I went crazy copying and pasting.

Eileen's Machine Embroidery Blog

To see how the design would stitch out I went to View, Slow Redraw.

Eileen's Machine Embroidery Blog

That’s when it became clear it was as if Kibbles ran around on the screen.  The paw prints were definitely not in a good stitching order.

Eileen's Machine Embroidery Blog

To make the paw prints stitch efficiently, click on Edit.  Optimize Sequence.  That’s much better!

Eileen's Machine Embroidery Blog

Since I was enjoying myself and forgetting  my sadness, I decided to try another layout.


Click on the Text tool.  Select Baushaus.  This font seemed to fit Kibbles’ personality.

I typed the name, Kibbles and clicked Apply.

Eileen's Machine Embroidery Blog

Click the Text Designs Icon.

Eileen's Machine Embroidery Blog

I got very distracted with all the designs!  I chose the Bone design and clicked Ok.

Eileen's Machine Embroidery Blog

Click on the Text Designs Icon again.

Select the Crown Design and click ok.

Eileen's Machine Embroidery Blog

I rearranged the Crown design so it was positioned on top of the Dog Bone design.

Eileen's Machine Embroidery Blog

The bone needed something more.  I added the year, 2015.

Eileen's Machine Embroidery Blog

My creative juices continued to flow and I lost track of the time.  The design isn’t quite right.  I experimented again…

I decided I needed to enlarge the name Kibbles.  Perfect Embroidery Pro has a handy cheat sheet.  If you hover over the font, it will display recommended sizes for a particular font style.  Good information to know before I enlarge the name.

Eileen's Machine Embroidery Blog

I changed the height to 1 inch.

I copied the name Kibbles.

Eileen's Machine Embroidery Blog

I selected the first Kibbles design.  Then I deleted the letters, “les”.

Eileen's Machine Embroidery Blog

Next I selected the second Kibbles design.  I deleted the letters “Kibb”.
Eileen's Machine Embroidery Blog

I repositioned the “Kibb” above the crown.  Then I rotated the “les” 270 degrees.

Eileen's Machine Embroidery Blog

I rearranged name until I had a pleasing layout.

Eileen's Machine Embroidery Blog

I clicked on the 3D View.  Now it is a design fit for a princess, named Kibbles!

Eileen's Machine Embroidery Blog

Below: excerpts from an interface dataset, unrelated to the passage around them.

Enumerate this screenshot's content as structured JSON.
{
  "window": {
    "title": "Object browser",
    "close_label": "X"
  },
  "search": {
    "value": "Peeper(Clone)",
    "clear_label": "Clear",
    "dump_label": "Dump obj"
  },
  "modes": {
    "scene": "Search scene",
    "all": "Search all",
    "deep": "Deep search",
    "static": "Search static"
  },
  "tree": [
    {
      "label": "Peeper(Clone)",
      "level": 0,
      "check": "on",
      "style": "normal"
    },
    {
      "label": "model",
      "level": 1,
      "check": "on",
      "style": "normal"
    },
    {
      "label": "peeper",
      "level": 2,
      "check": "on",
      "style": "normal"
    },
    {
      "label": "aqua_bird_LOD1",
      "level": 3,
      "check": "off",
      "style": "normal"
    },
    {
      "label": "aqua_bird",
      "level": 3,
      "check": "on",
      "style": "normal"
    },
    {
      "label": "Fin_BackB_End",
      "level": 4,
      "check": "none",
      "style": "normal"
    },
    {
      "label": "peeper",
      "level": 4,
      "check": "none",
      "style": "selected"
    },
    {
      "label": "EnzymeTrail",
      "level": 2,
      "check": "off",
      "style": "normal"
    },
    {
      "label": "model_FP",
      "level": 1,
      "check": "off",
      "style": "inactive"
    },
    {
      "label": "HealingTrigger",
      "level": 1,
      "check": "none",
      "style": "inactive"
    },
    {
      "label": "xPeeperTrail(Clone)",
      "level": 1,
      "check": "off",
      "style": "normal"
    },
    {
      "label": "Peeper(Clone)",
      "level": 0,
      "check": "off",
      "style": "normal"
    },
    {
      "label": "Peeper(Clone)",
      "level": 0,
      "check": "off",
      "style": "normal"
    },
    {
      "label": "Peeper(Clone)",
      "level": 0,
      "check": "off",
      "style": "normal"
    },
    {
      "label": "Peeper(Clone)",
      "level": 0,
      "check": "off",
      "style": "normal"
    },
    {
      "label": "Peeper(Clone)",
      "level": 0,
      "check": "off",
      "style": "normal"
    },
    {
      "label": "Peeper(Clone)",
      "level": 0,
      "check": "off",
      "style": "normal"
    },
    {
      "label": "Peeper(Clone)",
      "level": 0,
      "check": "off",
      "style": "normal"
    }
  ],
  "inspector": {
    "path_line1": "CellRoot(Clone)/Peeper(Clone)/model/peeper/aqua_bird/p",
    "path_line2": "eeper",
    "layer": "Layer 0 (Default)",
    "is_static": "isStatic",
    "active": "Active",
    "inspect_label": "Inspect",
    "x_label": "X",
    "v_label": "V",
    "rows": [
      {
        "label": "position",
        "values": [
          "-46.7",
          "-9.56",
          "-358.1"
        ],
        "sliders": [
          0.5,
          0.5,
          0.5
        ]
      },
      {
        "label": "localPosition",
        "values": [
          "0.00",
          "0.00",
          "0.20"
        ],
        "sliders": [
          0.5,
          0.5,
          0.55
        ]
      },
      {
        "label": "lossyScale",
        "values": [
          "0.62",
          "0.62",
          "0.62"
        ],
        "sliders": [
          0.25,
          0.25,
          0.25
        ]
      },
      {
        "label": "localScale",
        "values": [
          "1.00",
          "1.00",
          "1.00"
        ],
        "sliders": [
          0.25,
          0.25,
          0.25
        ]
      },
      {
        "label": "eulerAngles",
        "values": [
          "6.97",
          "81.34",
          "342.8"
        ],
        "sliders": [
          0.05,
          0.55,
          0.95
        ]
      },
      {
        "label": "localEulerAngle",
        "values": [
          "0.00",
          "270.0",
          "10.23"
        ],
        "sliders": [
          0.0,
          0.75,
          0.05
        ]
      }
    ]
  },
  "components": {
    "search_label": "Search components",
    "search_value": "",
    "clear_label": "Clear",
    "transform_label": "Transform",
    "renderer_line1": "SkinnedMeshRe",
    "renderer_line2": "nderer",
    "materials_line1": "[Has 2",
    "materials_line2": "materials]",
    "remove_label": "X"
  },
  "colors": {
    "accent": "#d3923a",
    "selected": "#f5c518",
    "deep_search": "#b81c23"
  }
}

An hour of playing with embroidery software kept my mind occupied while creating something special to honor my four-legged friend.  Machine embroidery is such a wonderful creative outlet.  Use it as often as you can!

1 2 3 4 5